**Work instruction**
Word for word, write out all of the data below.

**Records supplied**

┌──

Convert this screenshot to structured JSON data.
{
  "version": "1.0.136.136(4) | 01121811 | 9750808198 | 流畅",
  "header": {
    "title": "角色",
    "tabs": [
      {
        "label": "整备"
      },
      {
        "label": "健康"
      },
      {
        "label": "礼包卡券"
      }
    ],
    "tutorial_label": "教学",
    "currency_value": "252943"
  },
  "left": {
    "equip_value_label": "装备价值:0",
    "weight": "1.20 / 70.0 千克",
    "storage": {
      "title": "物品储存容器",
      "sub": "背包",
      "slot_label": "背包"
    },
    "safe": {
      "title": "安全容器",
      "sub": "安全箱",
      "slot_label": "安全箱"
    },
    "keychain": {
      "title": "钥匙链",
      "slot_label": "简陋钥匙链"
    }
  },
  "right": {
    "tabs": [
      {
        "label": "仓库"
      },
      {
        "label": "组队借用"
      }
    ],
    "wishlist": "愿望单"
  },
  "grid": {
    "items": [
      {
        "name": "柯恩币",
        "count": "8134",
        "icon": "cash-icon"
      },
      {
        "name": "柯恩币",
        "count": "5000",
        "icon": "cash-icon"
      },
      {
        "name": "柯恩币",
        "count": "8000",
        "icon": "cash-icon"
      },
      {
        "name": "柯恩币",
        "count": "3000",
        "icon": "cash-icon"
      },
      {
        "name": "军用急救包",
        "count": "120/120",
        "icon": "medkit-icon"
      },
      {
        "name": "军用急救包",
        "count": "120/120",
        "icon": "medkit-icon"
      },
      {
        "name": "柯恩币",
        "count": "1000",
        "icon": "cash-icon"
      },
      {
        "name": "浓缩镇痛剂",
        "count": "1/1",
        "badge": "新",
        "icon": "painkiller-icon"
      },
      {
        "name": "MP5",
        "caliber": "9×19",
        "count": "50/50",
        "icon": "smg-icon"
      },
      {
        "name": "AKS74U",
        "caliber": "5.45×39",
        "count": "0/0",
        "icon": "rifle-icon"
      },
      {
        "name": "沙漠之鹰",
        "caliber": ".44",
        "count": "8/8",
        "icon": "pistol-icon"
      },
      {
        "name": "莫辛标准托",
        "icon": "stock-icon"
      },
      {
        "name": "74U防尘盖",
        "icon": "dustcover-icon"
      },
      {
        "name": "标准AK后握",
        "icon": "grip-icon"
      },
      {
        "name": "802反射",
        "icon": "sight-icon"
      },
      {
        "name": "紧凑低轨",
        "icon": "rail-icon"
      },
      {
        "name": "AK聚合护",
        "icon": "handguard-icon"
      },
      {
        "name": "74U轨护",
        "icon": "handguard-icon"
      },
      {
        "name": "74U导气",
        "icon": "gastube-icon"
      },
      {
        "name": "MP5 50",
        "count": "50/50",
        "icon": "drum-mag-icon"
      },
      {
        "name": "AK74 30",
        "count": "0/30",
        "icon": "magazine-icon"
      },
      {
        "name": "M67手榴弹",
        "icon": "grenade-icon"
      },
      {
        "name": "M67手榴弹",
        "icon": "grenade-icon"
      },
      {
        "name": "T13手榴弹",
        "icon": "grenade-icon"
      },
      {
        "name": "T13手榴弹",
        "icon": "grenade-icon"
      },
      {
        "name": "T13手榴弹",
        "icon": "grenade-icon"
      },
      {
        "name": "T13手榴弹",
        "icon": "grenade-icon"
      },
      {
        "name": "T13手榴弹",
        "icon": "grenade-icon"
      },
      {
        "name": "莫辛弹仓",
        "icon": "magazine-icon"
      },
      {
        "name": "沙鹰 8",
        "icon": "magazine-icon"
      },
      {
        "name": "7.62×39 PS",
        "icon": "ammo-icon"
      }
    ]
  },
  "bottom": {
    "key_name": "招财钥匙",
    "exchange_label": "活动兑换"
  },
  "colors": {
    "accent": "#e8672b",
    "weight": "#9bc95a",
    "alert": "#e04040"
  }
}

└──

**Solution below**
Convert this screenshot to structured JSON data.
{
  "version": "1.0.136.136(4) | 01121811 | 9750808198 | 流畅",
  "header": {
    "title": "角色",
    "tabs": [
      {
        "label": "整备"
      },
      {
        "label": "健康"
      },
      {
        "label": "礼包卡券"
      }
    ],
    "tutorial_label": "教学",
    "currency_value": "252943"
  },
  "left": {
    "equip_value_label": "装备价值:0",
    "weight": "1.20 / 70.0 千克",
    "storage": {
      "title": "物品储存容器",
      "sub": "背包",
      "slot_label": "背包"
    },
    "safe": {
      "title": "安全容器",
      "sub": "安全箱",
      "slot_label": "安全箱"
    },
    "keychain": {
      "title": "钥匙链",
      "slot_label": "简陋钥匙链"
    }
  },
  "right": {
    "tabs": [
      {
        "label": "仓库"
      },
      {
        "label": "组队借用"
      }
    ],
    "wishlist": "愿望单"
  },
  "grid": {
    "items": [
      {
        "name": "柯恩币",
        "count": "8134",
        "icon": "cash-icon"
      },
      {
        "name": "柯恩币",
        "count": "5000",
        "icon": "cash-icon"
      },
      {
        "name": "柯恩币",
        "count": "8000",
        "icon": "cash-icon"
      },
      {
        "name": "柯恩币",
        "count": "3000",
        "icon": "cash-icon"
      },
      {
        "name": "军用急救包",
        "count": "120/120",
        "icon": "medkit-icon"
      },
      {
        "name": "军用急救包",
        "count": "120/120",
        "icon": "medkit-icon"
      },
      {
        "name": "柯恩币",
        "count": "1000",
        "icon": "cash-icon"
      },
      {
        "name": "浓缩镇痛剂",
        "count": "1/1",
        "badge": "新",
        "icon": "painkiller-icon"
      },
      {
        "name": "MP5",
        "caliber": "9×19",
        "count": "50/50",
        "icon": "smg-icon"
      },
      {
        "name": "AKS74U",
        "caliber": "5.45×39",
        "count": "0/0",
        "icon": "rifle-icon"
      },
      {
        "name": "沙漠之鹰",
        "caliber": ".44",
        "count": "8/8",
        "icon": "pistol-icon"
      },
      {
        "name": "莫辛标准托",
        "icon": "stock-icon"
      },
      {
        "name": "74U防尘盖",
        "icon": "dustcover-icon"
      },
      {
        "name": "标准AK后握",
        "icon": "grip-icon"
      },
      {
        "name": "802反射",
        "icon": "sight-icon"
      },
      {
        "name": "紧凑低轨",
        "icon": "rail-icon"
      },
      {
        "name": "AK聚合护",
        "icon": "handguard-icon"
      },
      {
        "name": "74U轨护",
        "icon": "handguard-icon"
      },
      {
        "name": "74U导气",
        "icon": "gastube-icon"
      },
      {
        "name": "MP5 50",
        "count": "50/50",
        "icon": "drum-mag-icon"
      },
      {
        "name": "AK74 30",
        "count": "0/30",
        "icon": "magazine-icon"
      },
      {
        "name": "M67手榴弹",
        "icon": "grenade-icon"
      },
      {
        "name": "M67手榴弹",
        "icon": "grenade-icon"
      },
      {
        "name": "T13手榴弹",
        "icon": "grenade-icon"
      },
      {
        "name": "T13手榴弹",
        "icon": "grenade-icon"
      },
      {
        "name": "T13手榴弹",
        "icon": "grenade-icon"
      },
      {
        "name": "T13手榴弹",
        "icon": "grenade-icon"
      },
      {
        "name": "T13手榴弹",
        "icon": "grenade-icon"
      },
      {
        "name": "莫辛弹仓",
        "icon": "magazine-icon"
      },
      {
        "name": "沙鹰 8",
        "icon": "magazine-icon"
      },
      {
        "name": "7.62×39 PS",
        "icon": "ammo-icon"
      }
    ]
  },
  "bottom": {
    "key_name": "招财钥匙",
    "exchange_label": "活动兑换"
  },
  "colors": {
    "accent": "#e8672b",
    "weight": "#9bc95a",
    "alert": "#e04040"
  }
}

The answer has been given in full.